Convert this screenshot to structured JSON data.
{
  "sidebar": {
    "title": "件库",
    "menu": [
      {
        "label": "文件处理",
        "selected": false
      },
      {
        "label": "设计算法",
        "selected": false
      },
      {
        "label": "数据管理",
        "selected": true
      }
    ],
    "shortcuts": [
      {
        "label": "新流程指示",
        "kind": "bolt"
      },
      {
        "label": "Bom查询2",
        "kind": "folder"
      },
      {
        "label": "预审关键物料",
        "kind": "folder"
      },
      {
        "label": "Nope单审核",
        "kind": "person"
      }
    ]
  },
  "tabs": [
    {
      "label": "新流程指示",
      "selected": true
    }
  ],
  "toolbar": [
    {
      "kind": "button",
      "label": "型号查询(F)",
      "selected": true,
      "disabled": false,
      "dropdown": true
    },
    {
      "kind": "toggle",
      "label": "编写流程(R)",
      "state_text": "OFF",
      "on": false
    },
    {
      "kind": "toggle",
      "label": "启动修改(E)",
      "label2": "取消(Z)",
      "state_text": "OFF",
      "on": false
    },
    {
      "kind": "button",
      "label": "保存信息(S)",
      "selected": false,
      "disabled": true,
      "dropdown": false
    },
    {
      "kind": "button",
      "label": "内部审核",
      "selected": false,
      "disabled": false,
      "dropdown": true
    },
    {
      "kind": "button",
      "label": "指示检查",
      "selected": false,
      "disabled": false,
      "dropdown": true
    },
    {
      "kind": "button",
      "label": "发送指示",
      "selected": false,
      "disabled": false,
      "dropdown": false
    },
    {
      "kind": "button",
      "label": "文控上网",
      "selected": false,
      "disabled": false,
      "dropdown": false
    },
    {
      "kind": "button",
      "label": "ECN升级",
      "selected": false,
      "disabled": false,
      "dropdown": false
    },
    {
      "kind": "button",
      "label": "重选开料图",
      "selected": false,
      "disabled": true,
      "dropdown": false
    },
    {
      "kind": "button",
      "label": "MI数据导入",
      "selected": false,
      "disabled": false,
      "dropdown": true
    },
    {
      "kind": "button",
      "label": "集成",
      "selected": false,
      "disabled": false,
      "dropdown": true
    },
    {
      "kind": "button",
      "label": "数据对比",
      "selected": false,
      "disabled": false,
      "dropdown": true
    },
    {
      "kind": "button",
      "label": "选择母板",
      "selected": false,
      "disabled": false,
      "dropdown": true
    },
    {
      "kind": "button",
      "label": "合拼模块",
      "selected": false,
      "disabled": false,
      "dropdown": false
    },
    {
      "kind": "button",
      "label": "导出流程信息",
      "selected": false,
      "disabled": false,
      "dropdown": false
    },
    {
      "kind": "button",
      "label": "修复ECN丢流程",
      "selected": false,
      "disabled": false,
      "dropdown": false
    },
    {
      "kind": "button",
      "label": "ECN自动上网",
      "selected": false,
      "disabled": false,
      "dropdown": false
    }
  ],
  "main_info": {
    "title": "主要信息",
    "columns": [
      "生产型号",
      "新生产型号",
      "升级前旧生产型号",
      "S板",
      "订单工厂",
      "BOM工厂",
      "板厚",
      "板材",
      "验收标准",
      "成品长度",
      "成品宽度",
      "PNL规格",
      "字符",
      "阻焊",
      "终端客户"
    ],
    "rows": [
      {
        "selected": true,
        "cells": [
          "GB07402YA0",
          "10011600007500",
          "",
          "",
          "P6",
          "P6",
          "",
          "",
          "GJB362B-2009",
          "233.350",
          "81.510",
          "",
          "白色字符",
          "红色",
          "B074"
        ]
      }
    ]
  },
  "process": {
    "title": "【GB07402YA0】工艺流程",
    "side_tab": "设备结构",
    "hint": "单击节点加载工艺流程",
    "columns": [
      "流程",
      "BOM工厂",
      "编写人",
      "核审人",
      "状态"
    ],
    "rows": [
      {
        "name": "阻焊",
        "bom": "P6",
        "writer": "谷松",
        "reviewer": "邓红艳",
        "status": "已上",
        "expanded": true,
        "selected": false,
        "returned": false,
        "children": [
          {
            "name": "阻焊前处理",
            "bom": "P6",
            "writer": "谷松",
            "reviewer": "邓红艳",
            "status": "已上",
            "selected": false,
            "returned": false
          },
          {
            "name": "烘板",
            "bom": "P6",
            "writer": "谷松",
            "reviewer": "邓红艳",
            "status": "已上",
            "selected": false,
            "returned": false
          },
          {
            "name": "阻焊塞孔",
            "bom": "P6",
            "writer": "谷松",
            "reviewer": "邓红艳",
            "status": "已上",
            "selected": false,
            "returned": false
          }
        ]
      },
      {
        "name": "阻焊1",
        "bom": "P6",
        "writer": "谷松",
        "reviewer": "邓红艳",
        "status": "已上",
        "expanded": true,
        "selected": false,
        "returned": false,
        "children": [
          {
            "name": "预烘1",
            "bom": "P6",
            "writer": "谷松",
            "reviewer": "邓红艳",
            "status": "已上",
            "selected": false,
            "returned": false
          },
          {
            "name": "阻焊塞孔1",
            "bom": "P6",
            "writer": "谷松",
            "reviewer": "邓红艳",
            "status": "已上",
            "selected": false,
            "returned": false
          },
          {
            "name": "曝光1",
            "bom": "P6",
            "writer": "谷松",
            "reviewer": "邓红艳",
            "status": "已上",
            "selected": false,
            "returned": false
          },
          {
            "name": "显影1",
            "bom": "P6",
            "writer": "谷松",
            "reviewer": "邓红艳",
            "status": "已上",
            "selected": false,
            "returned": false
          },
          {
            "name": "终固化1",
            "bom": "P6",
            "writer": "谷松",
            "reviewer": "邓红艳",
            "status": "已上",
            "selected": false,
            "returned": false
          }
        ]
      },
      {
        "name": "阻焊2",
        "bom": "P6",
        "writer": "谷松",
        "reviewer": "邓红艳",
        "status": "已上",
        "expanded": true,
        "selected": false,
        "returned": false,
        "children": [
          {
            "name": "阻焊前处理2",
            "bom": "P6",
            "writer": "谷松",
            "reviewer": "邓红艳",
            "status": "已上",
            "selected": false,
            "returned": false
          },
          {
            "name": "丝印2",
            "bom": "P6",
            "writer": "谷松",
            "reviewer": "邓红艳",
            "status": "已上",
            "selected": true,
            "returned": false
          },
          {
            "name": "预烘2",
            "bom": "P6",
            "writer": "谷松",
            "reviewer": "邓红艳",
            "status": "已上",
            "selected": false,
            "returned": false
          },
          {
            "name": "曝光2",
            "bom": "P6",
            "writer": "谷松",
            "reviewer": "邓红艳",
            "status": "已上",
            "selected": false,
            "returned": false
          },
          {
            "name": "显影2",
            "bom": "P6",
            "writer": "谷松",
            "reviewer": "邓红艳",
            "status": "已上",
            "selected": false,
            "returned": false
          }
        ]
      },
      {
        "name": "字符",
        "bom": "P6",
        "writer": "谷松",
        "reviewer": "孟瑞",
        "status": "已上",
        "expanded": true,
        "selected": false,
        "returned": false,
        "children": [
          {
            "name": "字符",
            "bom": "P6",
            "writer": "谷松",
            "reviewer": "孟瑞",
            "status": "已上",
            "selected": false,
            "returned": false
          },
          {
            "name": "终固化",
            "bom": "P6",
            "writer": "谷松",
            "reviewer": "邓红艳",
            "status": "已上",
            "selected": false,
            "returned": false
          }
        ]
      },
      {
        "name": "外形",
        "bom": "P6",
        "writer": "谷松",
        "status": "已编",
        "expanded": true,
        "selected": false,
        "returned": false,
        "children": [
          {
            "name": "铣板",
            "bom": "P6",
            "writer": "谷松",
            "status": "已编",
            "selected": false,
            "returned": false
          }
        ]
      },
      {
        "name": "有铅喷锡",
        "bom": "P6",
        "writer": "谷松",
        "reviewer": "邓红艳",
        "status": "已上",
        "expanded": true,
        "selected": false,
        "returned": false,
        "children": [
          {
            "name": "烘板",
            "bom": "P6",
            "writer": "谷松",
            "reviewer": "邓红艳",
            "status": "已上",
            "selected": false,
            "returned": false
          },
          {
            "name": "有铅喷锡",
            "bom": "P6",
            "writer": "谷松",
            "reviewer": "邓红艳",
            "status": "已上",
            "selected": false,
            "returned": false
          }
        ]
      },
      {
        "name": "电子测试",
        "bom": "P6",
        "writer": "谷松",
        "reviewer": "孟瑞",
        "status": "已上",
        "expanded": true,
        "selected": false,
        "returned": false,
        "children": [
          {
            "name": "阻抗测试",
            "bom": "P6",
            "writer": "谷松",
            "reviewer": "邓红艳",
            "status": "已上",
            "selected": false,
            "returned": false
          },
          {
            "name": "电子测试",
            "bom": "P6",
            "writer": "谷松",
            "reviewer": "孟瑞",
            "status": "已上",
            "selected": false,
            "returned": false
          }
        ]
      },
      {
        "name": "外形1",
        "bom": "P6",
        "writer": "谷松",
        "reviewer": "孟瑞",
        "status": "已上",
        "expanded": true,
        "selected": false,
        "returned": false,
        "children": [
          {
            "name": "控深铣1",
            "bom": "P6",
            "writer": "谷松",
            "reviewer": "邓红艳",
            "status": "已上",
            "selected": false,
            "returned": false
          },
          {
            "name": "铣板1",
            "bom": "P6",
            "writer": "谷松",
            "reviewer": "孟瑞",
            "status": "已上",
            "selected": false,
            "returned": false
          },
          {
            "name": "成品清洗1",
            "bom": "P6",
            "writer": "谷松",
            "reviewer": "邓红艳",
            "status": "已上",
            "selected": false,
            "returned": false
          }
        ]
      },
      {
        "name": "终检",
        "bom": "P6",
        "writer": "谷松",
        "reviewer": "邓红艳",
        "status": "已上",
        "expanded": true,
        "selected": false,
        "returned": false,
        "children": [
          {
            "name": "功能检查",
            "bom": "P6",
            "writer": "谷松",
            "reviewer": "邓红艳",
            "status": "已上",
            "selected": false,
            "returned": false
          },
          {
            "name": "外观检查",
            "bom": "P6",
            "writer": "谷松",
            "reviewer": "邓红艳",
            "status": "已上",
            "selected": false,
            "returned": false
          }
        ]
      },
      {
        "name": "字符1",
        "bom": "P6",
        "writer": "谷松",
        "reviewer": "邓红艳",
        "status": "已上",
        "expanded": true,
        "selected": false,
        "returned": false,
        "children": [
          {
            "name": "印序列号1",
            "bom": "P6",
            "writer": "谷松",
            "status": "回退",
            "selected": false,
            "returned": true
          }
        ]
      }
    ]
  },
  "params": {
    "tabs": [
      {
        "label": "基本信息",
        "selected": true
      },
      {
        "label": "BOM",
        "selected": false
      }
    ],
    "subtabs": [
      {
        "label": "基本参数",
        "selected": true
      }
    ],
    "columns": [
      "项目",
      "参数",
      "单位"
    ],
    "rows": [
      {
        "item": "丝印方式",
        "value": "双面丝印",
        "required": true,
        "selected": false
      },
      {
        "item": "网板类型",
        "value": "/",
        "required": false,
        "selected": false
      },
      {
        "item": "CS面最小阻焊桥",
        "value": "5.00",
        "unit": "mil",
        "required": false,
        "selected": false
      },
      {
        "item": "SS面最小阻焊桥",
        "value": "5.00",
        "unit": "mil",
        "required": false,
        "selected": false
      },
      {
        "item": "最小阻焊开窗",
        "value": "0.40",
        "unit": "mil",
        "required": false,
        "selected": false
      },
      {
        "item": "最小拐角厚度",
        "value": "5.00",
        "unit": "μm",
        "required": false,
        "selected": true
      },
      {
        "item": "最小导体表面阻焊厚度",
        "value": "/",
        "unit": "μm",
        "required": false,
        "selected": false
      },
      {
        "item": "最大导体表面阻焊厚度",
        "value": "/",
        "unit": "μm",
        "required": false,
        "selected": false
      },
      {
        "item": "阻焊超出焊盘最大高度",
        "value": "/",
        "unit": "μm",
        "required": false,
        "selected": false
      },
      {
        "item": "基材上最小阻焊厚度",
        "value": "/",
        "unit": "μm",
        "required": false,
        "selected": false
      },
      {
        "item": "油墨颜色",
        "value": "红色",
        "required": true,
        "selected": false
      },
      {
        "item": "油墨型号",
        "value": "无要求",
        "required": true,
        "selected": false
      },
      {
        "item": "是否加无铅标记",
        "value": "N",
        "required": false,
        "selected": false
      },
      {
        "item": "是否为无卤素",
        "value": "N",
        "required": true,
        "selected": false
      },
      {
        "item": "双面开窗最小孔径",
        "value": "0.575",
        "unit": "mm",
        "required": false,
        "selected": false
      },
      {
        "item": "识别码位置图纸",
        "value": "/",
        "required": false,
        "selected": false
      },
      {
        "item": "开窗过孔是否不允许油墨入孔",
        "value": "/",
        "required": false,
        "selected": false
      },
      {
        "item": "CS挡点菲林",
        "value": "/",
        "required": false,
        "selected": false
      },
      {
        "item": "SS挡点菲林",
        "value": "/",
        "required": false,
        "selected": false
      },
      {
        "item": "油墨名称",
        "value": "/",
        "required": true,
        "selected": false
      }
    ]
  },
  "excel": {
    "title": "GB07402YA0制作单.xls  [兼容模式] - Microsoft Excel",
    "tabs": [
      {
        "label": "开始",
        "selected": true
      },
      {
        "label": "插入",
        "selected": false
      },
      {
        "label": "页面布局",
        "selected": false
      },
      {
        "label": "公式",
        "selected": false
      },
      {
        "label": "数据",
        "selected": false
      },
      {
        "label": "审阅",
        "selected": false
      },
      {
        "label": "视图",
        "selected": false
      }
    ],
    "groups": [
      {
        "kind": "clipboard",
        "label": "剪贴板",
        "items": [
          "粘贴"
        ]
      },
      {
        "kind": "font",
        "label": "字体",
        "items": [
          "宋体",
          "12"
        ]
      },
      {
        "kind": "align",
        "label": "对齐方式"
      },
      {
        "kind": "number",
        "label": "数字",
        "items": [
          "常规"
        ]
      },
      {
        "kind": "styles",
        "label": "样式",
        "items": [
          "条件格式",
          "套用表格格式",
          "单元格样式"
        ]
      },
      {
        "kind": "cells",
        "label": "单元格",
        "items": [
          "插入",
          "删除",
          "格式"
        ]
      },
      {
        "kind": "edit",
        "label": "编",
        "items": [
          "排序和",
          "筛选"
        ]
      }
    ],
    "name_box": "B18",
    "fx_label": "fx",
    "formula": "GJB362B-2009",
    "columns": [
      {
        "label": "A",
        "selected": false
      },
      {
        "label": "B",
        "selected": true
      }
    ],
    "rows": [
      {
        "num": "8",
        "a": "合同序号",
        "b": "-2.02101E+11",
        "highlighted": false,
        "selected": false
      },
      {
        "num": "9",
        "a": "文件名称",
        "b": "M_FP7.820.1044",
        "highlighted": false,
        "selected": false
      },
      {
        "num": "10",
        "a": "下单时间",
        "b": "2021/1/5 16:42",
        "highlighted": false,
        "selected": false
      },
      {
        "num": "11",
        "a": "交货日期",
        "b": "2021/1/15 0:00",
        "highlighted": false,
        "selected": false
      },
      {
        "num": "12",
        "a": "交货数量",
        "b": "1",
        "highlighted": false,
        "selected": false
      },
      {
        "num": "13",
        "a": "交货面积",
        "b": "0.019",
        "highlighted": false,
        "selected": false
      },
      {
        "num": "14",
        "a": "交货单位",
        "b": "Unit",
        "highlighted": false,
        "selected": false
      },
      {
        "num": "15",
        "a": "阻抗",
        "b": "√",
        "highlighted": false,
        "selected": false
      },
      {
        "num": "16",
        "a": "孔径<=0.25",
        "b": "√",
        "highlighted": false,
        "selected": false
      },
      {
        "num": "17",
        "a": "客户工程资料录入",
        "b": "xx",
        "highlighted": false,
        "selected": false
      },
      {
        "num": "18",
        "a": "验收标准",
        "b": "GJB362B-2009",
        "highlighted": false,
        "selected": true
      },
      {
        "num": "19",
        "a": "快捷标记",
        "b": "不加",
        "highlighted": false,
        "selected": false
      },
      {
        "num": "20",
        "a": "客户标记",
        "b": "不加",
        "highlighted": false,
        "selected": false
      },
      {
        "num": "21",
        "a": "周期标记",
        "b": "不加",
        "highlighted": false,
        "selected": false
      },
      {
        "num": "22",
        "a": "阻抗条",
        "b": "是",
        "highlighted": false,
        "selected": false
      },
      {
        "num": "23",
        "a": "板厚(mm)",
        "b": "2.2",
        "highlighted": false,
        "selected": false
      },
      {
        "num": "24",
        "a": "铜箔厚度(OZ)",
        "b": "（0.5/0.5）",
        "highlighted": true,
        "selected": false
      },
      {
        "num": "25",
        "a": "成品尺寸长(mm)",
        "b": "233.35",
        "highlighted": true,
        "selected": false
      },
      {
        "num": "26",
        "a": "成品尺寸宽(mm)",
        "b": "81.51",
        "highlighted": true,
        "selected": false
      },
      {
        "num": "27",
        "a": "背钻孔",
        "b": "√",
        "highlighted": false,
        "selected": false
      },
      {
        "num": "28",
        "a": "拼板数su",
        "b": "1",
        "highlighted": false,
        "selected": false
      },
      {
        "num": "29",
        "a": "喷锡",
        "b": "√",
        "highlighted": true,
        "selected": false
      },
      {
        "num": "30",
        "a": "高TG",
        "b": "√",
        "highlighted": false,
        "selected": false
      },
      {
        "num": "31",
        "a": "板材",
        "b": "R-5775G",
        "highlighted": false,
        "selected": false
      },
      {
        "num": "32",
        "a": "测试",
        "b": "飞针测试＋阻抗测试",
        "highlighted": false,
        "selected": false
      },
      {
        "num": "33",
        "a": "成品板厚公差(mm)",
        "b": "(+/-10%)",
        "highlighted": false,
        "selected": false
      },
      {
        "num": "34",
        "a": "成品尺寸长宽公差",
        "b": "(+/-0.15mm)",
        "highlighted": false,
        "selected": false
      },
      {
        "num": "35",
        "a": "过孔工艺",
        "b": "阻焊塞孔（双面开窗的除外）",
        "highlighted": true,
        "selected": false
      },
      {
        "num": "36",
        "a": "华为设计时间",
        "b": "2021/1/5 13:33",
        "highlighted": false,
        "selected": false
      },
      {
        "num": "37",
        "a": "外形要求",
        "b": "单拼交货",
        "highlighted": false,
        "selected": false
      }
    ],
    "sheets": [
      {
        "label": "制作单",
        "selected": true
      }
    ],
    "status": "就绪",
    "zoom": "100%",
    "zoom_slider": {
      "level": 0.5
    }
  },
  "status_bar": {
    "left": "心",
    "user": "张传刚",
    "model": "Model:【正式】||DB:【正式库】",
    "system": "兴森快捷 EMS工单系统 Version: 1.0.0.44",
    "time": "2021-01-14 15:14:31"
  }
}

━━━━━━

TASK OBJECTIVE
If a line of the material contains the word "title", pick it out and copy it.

WORKED SOLUTION
    "title": "件库",
    "title": "主要信息",
    "title": "【GB07402YA0】工艺流程",
    "title": "GB07402YA0制作单.xls  [兼容模式] - Microsoft Excel",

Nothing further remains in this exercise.